[Start of section]

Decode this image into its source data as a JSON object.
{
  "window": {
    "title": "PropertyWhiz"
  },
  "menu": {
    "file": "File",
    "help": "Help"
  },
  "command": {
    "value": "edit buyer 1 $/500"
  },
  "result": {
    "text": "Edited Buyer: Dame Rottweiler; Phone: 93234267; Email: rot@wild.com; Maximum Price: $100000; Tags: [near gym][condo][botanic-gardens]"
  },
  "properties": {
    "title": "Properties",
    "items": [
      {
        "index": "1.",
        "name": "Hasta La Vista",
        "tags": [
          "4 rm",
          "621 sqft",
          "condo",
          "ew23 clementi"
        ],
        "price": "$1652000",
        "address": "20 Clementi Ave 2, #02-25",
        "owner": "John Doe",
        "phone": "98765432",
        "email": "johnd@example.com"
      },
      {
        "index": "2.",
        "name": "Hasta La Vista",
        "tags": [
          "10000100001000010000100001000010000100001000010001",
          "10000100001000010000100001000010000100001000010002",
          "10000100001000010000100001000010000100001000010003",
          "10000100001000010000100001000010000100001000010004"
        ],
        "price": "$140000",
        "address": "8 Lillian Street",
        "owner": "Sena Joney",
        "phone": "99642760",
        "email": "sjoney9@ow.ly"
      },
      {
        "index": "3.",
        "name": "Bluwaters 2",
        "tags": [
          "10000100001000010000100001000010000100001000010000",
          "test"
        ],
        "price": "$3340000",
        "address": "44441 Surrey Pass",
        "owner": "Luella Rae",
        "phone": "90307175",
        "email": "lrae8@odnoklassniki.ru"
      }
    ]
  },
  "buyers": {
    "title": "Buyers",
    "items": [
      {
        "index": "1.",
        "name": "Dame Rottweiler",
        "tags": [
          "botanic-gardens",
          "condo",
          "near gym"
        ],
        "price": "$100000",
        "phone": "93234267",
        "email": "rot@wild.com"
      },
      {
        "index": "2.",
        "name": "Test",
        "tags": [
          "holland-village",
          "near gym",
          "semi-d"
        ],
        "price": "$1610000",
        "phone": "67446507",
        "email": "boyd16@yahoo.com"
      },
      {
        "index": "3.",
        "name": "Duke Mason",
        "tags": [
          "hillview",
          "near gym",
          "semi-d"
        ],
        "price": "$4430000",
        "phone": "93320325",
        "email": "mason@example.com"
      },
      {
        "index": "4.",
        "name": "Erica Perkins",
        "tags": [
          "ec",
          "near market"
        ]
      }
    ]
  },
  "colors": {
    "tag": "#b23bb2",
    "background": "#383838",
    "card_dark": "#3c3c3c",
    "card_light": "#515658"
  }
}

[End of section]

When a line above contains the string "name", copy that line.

        "name": "Hasta La Vista",
        "name": "Hasta La Vista",
        "name": "Bluwaters 2",
        "name": "Dame Rottweiler",
        "name": "Test",
        "name": "Duke Mason",
        "name": "Erica Perkins",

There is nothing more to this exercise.